= Beginning of Section =

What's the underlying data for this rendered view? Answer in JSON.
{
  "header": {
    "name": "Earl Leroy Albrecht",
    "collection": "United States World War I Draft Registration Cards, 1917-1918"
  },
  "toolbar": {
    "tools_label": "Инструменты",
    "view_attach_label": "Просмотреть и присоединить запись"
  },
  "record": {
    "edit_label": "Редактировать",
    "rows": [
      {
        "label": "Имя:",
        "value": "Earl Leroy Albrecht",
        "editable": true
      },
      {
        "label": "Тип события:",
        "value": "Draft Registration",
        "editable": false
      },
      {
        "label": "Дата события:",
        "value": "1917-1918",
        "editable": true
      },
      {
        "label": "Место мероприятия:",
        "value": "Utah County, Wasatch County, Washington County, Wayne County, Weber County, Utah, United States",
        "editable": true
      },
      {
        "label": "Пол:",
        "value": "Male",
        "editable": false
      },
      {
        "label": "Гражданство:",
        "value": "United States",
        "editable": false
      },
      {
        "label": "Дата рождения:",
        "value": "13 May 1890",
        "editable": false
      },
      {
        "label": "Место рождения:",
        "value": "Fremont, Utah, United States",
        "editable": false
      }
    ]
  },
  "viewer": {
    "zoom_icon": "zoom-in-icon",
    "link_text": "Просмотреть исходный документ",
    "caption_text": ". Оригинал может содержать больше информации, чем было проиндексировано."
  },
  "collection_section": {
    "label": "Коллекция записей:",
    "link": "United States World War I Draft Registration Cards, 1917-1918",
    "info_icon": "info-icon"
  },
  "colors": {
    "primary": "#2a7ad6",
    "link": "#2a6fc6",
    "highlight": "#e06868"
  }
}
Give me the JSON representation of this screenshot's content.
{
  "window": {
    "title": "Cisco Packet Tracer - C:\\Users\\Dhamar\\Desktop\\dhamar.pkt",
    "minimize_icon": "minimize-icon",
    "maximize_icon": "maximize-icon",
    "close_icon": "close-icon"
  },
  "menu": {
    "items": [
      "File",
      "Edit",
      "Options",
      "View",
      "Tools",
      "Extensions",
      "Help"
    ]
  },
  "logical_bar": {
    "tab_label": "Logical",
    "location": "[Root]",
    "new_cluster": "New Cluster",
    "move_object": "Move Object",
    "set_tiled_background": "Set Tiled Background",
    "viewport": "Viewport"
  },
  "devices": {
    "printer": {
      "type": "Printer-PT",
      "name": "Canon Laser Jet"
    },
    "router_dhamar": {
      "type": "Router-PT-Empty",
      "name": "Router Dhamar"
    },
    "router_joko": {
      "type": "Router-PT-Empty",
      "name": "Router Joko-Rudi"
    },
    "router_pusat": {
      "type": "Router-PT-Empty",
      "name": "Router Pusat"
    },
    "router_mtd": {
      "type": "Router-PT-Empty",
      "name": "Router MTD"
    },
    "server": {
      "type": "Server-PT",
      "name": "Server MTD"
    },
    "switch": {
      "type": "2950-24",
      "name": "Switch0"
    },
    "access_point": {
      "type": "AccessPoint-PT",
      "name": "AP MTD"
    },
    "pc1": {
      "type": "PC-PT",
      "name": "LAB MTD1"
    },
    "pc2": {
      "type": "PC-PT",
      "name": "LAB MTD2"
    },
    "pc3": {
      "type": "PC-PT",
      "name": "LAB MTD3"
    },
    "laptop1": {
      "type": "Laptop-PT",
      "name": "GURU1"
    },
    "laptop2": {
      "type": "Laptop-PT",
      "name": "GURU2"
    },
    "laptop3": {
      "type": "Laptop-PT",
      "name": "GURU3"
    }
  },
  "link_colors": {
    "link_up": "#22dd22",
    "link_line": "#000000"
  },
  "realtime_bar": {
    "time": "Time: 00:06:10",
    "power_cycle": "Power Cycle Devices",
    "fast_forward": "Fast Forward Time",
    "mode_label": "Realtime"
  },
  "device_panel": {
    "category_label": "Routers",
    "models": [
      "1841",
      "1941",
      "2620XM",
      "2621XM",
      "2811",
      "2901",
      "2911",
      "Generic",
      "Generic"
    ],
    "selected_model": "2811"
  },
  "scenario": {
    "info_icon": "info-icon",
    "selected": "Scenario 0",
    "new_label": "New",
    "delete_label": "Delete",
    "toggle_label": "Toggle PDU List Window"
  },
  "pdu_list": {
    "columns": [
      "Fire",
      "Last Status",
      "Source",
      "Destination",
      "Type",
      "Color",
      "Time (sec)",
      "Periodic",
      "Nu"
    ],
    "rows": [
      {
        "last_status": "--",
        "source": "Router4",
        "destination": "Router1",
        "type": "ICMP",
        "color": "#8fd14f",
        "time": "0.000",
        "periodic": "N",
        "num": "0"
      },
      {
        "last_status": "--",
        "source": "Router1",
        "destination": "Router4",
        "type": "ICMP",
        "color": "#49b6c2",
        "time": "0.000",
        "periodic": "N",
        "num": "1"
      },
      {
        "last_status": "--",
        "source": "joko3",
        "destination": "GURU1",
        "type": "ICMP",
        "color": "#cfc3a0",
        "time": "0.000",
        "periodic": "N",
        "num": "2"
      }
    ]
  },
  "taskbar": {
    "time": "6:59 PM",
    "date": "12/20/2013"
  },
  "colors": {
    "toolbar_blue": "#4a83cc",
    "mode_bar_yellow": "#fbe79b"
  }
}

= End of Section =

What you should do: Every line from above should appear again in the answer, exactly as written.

Output for this task:
What's the underlying data for this rendered view? Answer in JSON.
{
  "header": {
    "name": "Earl Leroy Albrecht",
    "collection": "United States World War I Draft Registration Cards, 1917-1918"
  },
  "toolbar": {
    "tools_label": "Инструменты",
    "view_attach_label": "Просмотреть и присоединить запись"
  },
  "record": {
    "edit_label": "Редактировать",
    "rows": [
      {
        "label": "Имя:",
        "value": "Earl Leroy Albrecht",
        "editable": true
      },
      {
        "label": "Тип события:",
        "value": "Draft Registration",
        "editable": false
      },
      {
        "label": "Дата события:",
        "value": "1917-1918",
        "editable": true
      },
      {
        "label": "Место мероприятия:",
        "value": "Utah County, Wasatch County, Washington County, Wayne County, Weber County, Utah, United States",
        "editable": true
      },
      {
        "label": "Пол:",
        "value": "Male",
        "editable": false
      },
      {
        "label": "Гражданство:",
        "value": "United States",
        "editable": false
      },
      {
        "label": "Дата рождения:",
        "value": "13 May 1890",
        "editable": false
      },
      {
        "label": "Место рождения:",
        "value": "Fremont, Utah, United States",
        "editable": false
      }
    ]
  },
  "viewer": {
    "zoom_icon": "zoom-in-icon",
    "link_text": "Просмотреть исходный документ",
    "caption_text": ". Оригинал может содержать больше информации, чем было проиндексировано."
  },
  "collection_section": {
    "label": "Коллекция записей:",
    "link": "United States World War I Draft Registration Cards, 1917-1918",
    "info_icon": "info-icon"
  },
  "colors": {
    "primary": "#2a7ad6",
    "link": "#2a6fc6",
    "highlight": "#e06868"
  }
}
Give me the JSON representation of this screenshot's content.
{
  "window": {
    "title": "Cisco Packet Tracer - C:\\Users\\Dhamar\\Desktop\\dhamar.pkt",
    "minimize_icon": "minimize-icon",
    "maximize_icon": "maximize-icon",
    "close_icon": "close-icon"
  },
  "menu": {
    "items": [
      "File",
      "Edit",
      "Options",
      "View",
      "Tools",
      "Extensions",
      "Help"
    ]
  },
  "logical_bar": {
    "tab_label": "Logical",
    "location": "[Root]",
    "new_cluster": "New Cluster",
    "move_object": "Move Object",
    "set_tiled_background": "Set Tiled Background",
    "viewport": "Viewport"
  },
  "devices": {
    "printer": {
      "type": "Printer-PT",
      "name": "Canon Laser Jet"
    },
    "router_dhamar": {
      "type": "Router-PT-Empty",
      "name": "Router Dhamar"
    },
    "router_joko": {
      "type": "Router-PT-Empty",
      "name": "Router Joko-Rudi"
    },
    "router_pusat": {
      "type": "Router-PT-Empty",
      "name": "Router Pusat"
    },
    "router_mtd": {
      "type": "Router-PT-Empty",
      "name": "Router MTD"
    },
    "server": {
      "type": "Server-PT",
      "name": "Server MTD"
    },
    "switch": {
      "type": "2950-24",
      "name": "Switch0"
    },
    "access_point": {
      "type": "AccessPoint-PT",
      "name": "AP MTD"
    },
    "pc1": {
      "type": "PC-PT",
      "name": "LAB MTD1"
    },
    "pc2": {
      "type": "PC-PT",
      "name": "LAB MTD2"
    },
    "pc3": {
      "type": "PC-PT",
      "name": "LAB MTD3"
    },
    "laptop1": {
      "type": "Laptop-PT",
      "name": "GURU1"
    },
    "laptop2": {
      "type": "Laptop-PT",
      "name": "GURU2"
    },
    "laptop3": {
      "type": "Laptop-PT",
      "name": "GURU3"
    }
  },
  "link_colors": {
    "link_up": "#22dd22",
    "link_line": "#000000"
  },
  "realtime_bar": {
    "time": "Time: 00:06:10",
    "power_cycle": "Power Cycle Devices",
    "fast_forward": "Fast Forward Time",
    "mode_label": "Realtime"
  },
  "device_panel": {
    "category_label": "Routers",
    "models": [
      "1841",
      "1941",
      "2620XM",
      "2621XM",
      "2811",
      "2901",
      "2911",
      "Generic",
      "Generic"
    ],
    "selected_model": "2811"
  },
  "scenario": {
    "info_icon": "info-icon",
    "selected": "Scenario 0",
    "new_label": "New",
    "delete_label": "Delete",
    "toggle_label": "Toggle PDU List Window"
  },
  "pdu_list": {
    "columns": [
      "Fire",
      "Last Status",
      "Source",
      "Destination",
      "Type",
      "Color",
      "Time (sec)",
      "Periodic",
      "Nu"
    ],
    "rows": [
      {
        "last_status": "--",
        "source": "Router4",
        "destination": "Router1",
        "type": "ICMP",
        "color": "#8fd14f",
        "time": "0.000",
        "periodic": "N",
        "num": "0"
      },
      {
        "last_status": "--",
        "source": "Router1",
        "destination": "Router4",
        "type": "ICMP",
        "color": "#49b6c2",
        "time": "0.000",
        "periodic": "N",
        "num": "1"
      },
      {
        "last_status": "--",
        "source": "joko3",
        "destination": "GURU1",
        "type": "ICMP",
        "color": "#cfc3a0",
        "time": "0.000",
        "periodic": "N",
        "num": "2"
      }
    ]
  },
  "taskbar": {
    "time": "6:59 PM",
    "date": "12/20/2013"
  },
  "colors": {
    "toolbar_blue": "#4a83cc",
    "mode_bar_yellow": "#fbe79b"
  }
}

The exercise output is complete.